You can see that both of these new sections explain quite clearly how users' data may be used in Google's services. The areas of the sections underlined with dotted lines also have explanatory notes, like this:

Explanatory notes in Privacy Policy of Google

The explanatory notes provide additional information for Google's users, which makes their Privacy Policy more likely to now meet EU requirements for describing how it uses people's personal data.

Fines by EU GDPR

With the new EU General Data Protection Regulation (GDPR) the penalties for non-compliance can be up to 4% of global turnover.

This isn't a penalty for not having a Privacy Policy per se, but more failing to comply with the data protection requirements of the Regulation. However, if you didn't have a Privacy Policy or similar document, it would be very difficult to comply, which makes it a moot point.

The requirements of the EU GDPR are stricter than the Directive and apply to a much broader group of people.

While a Privacy Policy may not appear important at a first look, if you haven't got one or you haven't got yours right, you may be in violation of the law. This violation is not just an empty wrongdoing, either - you may be subject to hefty fines in your jurisdiction.

If you're based in the US or EU, ensure that you've got a Privacy Policy in place that meets the requirements of CalOPPA or the General Data Protection Regulation, or you could be exposed to huge liabilities. If even Google can get caught, so can you.

Leah H.

Leah H.

Qualified Solicitor. Writer.

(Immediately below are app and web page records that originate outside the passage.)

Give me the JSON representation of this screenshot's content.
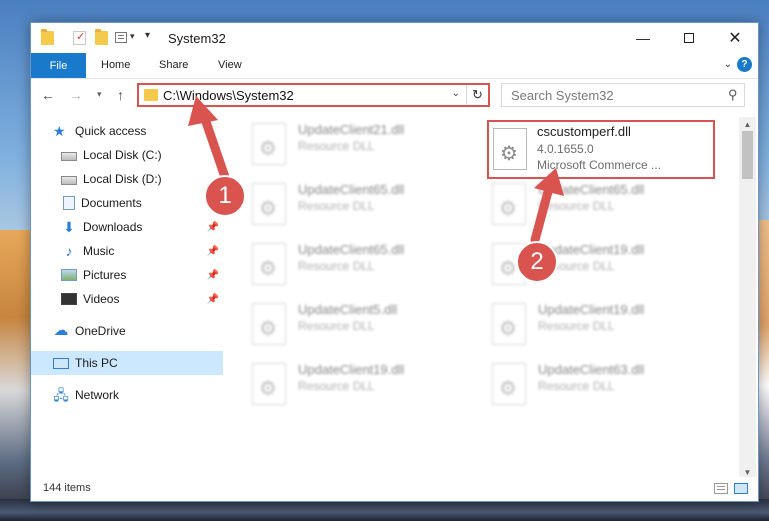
{
  "window": {
    "title": "System32",
    "minimize_glyph": "—",
    "close_glyph": "✕"
  },
  "ribbon": {
    "file_tab": "File",
    "tabs": [
      "Home",
      "Share",
      "View"
    ],
    "help_glyph": "?"
  },
  "navigation": {
    "back_glyph": "←",
    "forward_glyph": "→",
    "up_glyph": "↑",
    "address": "C:\\Windows\\System32",
    "search_placeholder": "Search System32"
  },
  "sidebar": {
    "items": [
      {
        "label": "Quick access",
        "icon": "star-icon"
      },
      {
        "label": "Local Disk (C:)",
        "icon": "drive-icon"
      },
      {
        "label": "Local Disk (D:)",
        "icon": "drive-icon"
      },
      {
        "label": "Documents",
        "icon": "document-icon"
      },
      {
        "label": "Downloads",
        "icon": "download-icon",
        "pinned": true
      },
      {
        "label": "Music",
        "icon": "music-icon",
        "pinned": true
      },
      {
        "label": "Pictures",
        "icon": "pictures-icon",
        "pinned": true
      },
      {
        "label": "Videos",
        "icon": "videos-icon",
        "pinned": true
      },
      {
        "label": "OneDrive",
        "icon": "onedrive-icon"
      },
      {
        "label": "This PC",
        "icon": "pc-icon",
        "selected": true
      },
      {
        "label": "Network",
        "icon": "network-icon"
      }
    ]
  },
  "files": {
    "left_column": [
      {
        "name": "UpdateClient21.dll",
        "type": "Resource DLL"
      },
      {
        "name": "UpdateClient65.dll",
        "type": "Resource DLL"
      },
      {
        "name": "UpdateClient65.dll",
        "type": "Resource DLL"
      },
      {
        "name": "UpdateClient5.dll",
        "type": "Resource DLL"
      },
      {
        "name": "UpdateClient19.dll",
        "type": "Resource DLL"
      }
    ],
    "right_column": [
      {
        "name": "UpdateClient65.dll",
        "type": "Resource DLL"
      },
      {
        "name": "UpdateClient19.dll",
        "type": "Resource DLL"
      },
      {
        "name": "UpdateClient19.dll",
        "type": "Resource DLL"
      },
      {
        "name": "UpdateClient63.dll",
        "type": "Resource DLL"
      }
    ],
    "highlighted": {
      "name": "cscustomperf.dll",
      "version": "4.0.1655.0",
      "company": "Microsoft Commerce ..."
    }
  },
  "status": {
    "item_count": "144 items"
  },
  "annotations": {
    "step1": "1",
    "step2": "2",
    "color": "#d9534f"
  }
}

This article is not a substitute for professional legal advice. This article does not create an attorney-client relationship, nor is it a solicitation to offer legal advice.